Our crimes are not due to our will, they are allowed by its weakness from its fallen nature. And we don’t succumb because of our intellect, but because of our incompetence in this brute sensorial state.

And now deal with a paradox:

1) In case we weren’t corrupted, Socrates would be right when stated that “if you know the good, then you will do the good”. But our ordinary experience shows us how wrong this opinion is. Therefore (and unless you can prove that we are bad by nature), the opposite one is easily demonstrated.

2) Thus, do we sin because we are vicious by nature? No, as far as there are not determining biological factors in our organism which make us to tend to the bad rather than to the good (genome proves our molecular structure isn’t much different from chimp’s or dog’s).

Are we, then, naturally bad? Absolutely not. Otherwise we would hate peace, truth, faithfulness and reproduction. And, if we are naturally good, why we act so unfairly? Because of the original sin.

Men are altruist and die for their kind if it’s necessary. But you can hardly characterize something if you only focus on exceptions.

Moreover, we have the same amount of reasons to act right or wrong, while vicious animals -which are nevertheless much less vicious than us- only have reasons to act wrong when they break natural principles. Can you find any animal which starts wars for greed, lies and is unfaithful for pleasure, steals its kind’s food and have orgiastic sex? Well, man does it all.

Plus, humans can be easily devitalized, even destroyed by their own pleasures. On the other hand, animals are spoiled by human civilization.


Theological Miscellany (in Spanish):

 You must know different animals than me. I can give you examples of animals killing other animals just for kicks (i.e. not for defense or food), animals stealing food, space, and anything else animals can use. They eat their young, they live parasitically off of each other. In fact,  for every evil you can think of, there's an animal out there doing it [i]right now[/i], with the exception of things like hipocracy and things like that, which require active beliefs and proclamations an animal cannot make. 
 On the other hand, the other half of Christian love is it's fruits. I do not see animals exhibiting mercy, compassion, charity, hope, and the rest. Perhaps in rare cases, especially those animals trained by humans, can do something we would call 'charitable', but it's dubious. 
 Now, the difference does rest squarely on man's shoulders. We don't see the 'sins' of animals as being such, because we (rightly so) excuse them because they are dumb.

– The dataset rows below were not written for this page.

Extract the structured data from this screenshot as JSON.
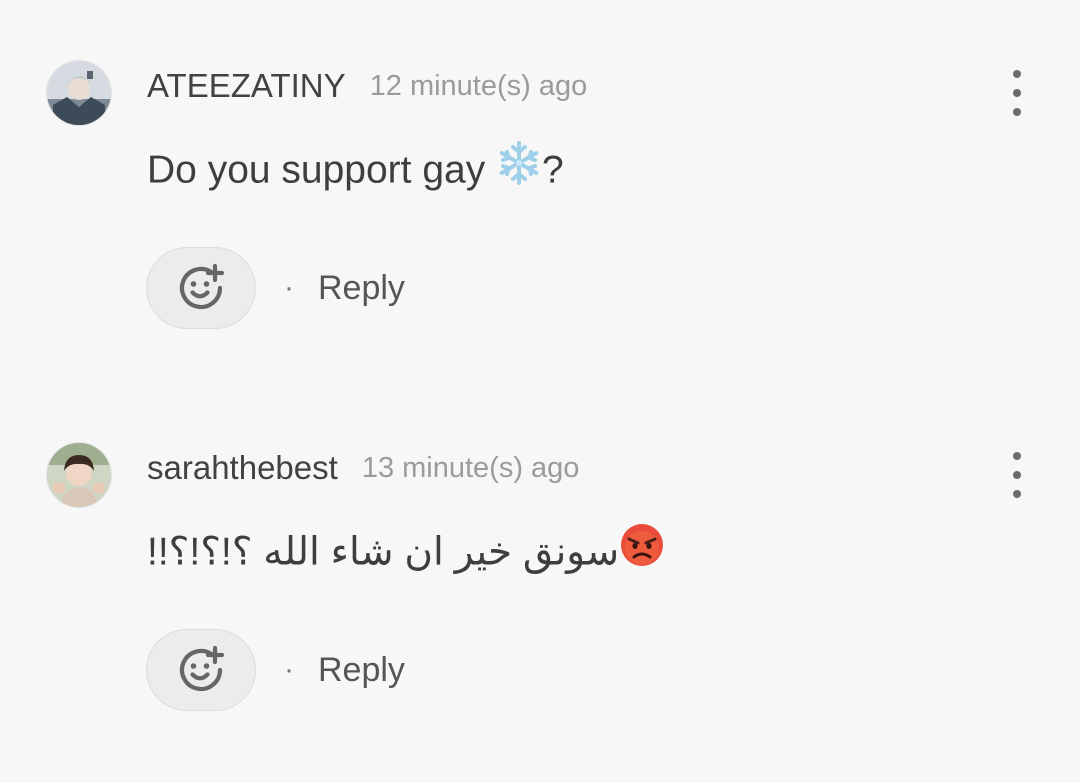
{
  "comments": [
    {
      "username": "ATEEZATINY",
      "time": "12 minute(s) ago",
      "text": "Do you support gay ",
      "text_suffix": "?",
      "emoji": "snowflake",
      "reply_label": "Reply",
      "separator": "·"
    },
    {
      "username": "sarahthebest",
      "time": "13 minute(s) ago",
      "text": "سونق خير ان شاء الله ؟!؟!؟!!",
      "emoji": "angry-face",
      "reply_label": "Reply",
      "separator": "·"
    }
  ],
  "colors": {
    "background": "#f7f7f7",
    "username": "#424242",
    "timestamp": "#9b9b9b",
    "icon": "#6b6b6b",
    "button_bg": "#ececec"
  }
}
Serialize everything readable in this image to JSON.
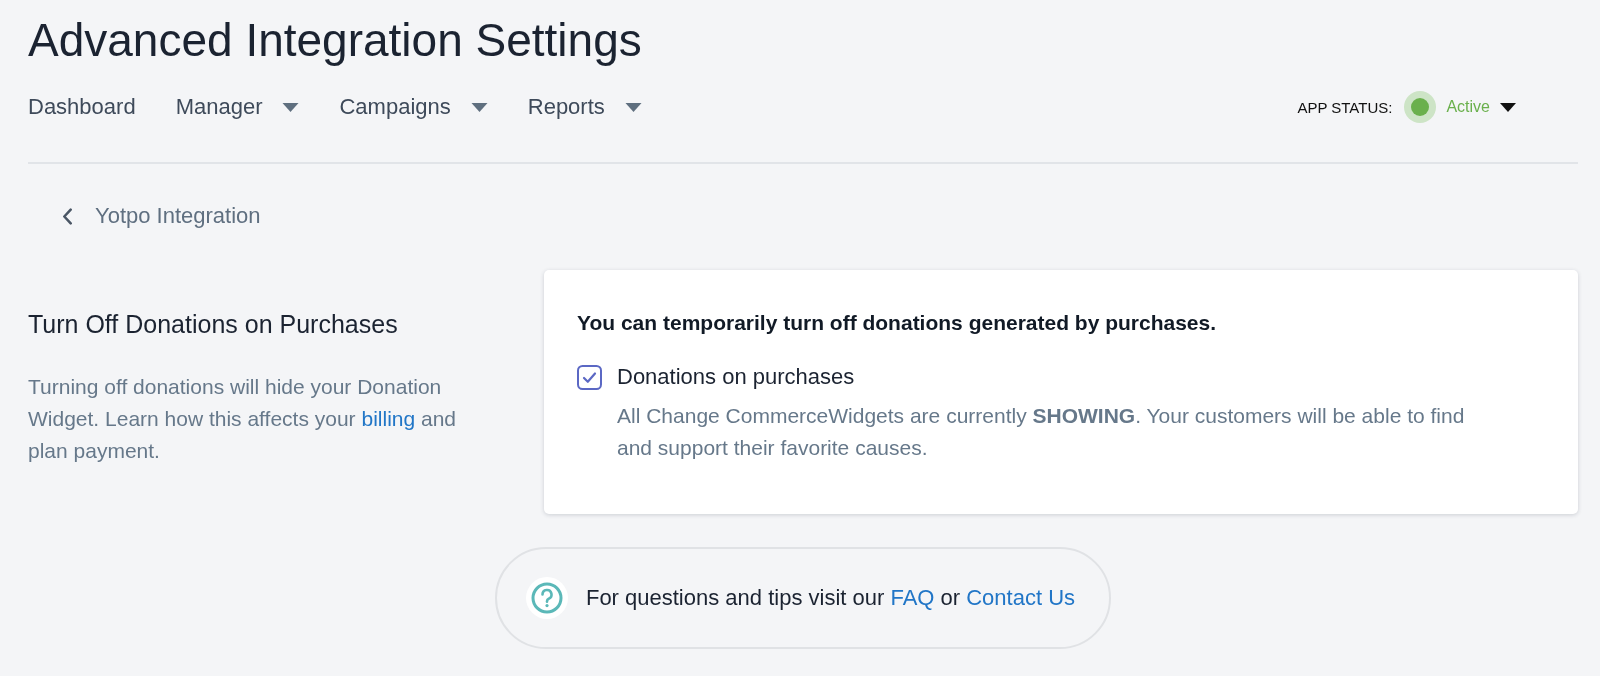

You don't consider a wolf eating it's own pup to be 'wrong' because you attribute it to some instinct or need that it was acting on. But this is your mistake, I think- It is not that our rational minds cause us to do wrong.  Rather, it is our conscious minds that cause us to see the things we do (that all other animals do as well) [i]as [/i]wrong, and feel guilt and the need to change.   More importantly, it is our reason that sets us to a higher standard, that we can't justify our actions as a mindless reflex in response to an instinct.